Student wearing some sleep technology apparatus on their head at Minneapolis College
  • Starting in 2014, experienced sleep technologists can test-out of program coursework to earn credit toward the degree.
  • The Sleep Technology program is one of only a small number programs in the country that awards associate’s degrees.
  • To date, all of our job-seeking graduates have been hired as Sleep Technologists within 6 months of completing the program.
  • The program is accredited by the Commission on Accreditation of Allied Health Education Programs (CAAHEP).
  • Graduates are immediately eligible to sit for the national Registered Polysomnographic Technologist (RPSGT) examination.
  • On average graduates make over $22 per hour to start; experienced sleep technicians typically make about $30 per hour.

Program Description

Sleep Technologists play a key role in the rapidly growing field of sleep disorders diagnosis and treatment. As a Sleep Technology student you will prepare, record and analyze clinical sleep studies, as well as provide patient care and education under the direction of a physician. The Sleep Technology degree program teaches the knowledge and skills needed to perform diagnostic testing and therapeutic interventions for patients with sleep disorders.

Program Details

Outcomes

Occupational Outlook

An estimated 50-70 million people currently suffer from sleep disorders in the United States. The field of sleep technology exists to serve this growing population.

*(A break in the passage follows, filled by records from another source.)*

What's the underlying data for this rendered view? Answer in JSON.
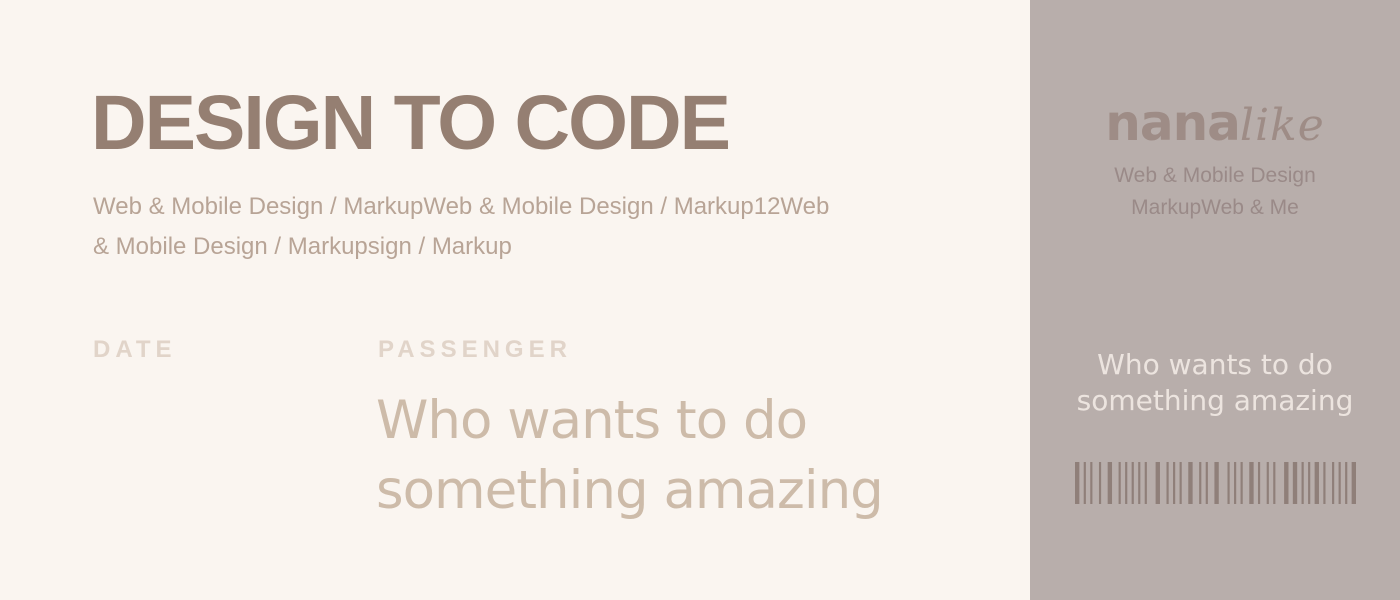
{
  "ticket": {
    "title": "DESIGN TO CODE",
    "subtitle": "Web & Mobile Design / MarkupWeb & Mobile Design / Markup12Web & Mobile Design / Markupsign / Markup",
    "date_label": "DATE",
    "passenger_label": "PASSENGER",
    "passenger_text": "Who wants to do something amazing"
  },
  "stub": {
    "brand_main": "nana",
    "brand_accent": "like",
    "sub_line_1": "Web & Mobile Design",
    "sub_line_2": "MarkupWeb & Me",
    "text_line_1": "Who wants to do",
    "text_line_2": "something amazing"
  },
  "colors": {
    "background": "#faf5f0",
    "stub_background": "#b8aeab",
    "title": "#957f72",
    "barcode": "#8f7f79"
  },
  "barcode_pattern": [
    2,
    2,
    1,
    2,
    1,
    3,
    1,
    3,
    2,
    3,
    1,
    2,
    1,
    2,
    1,
    2,
    1,
    2,
    1,
    4,
    2,
    3,
    1,
    2,
    1,
    2,
    1,
    3,
    2,
    3,
    1,
    2,
    1,
    3,
    2,
    4,
    1,
    2,
    1,
    2,
    1,
    3,
    2,
    2,
    1,
    3,
    1,
    2,
    1,
    4,
    2,
    2,
    2,
    2,
    1,
    2,
    1,
    2,
    2,
    2,
    1,
    3,
    1,
    2,
    1,
    2,
    1,
    2,
    2
  ]
}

The 5-year total positive placement rate for our graduates is 100%, as defined by the Committee on Accreditation of Polysomnographic Technology Education and reported to the Commission on Accreditation of Allied Health Professionals. That means everyone who completed the degree found work as a Sleep Technologist for the most recent reporting period.

Where You Could Work

  • Clinical sleep laboratories
  • Sleep studies are performed in a variety of settings, from hospital rooms to patient’s bedrooms.
  • Additional employment opportunities exist in research or pediatric laboratories, sleep clinics, and medical equipment providers and manufacturers.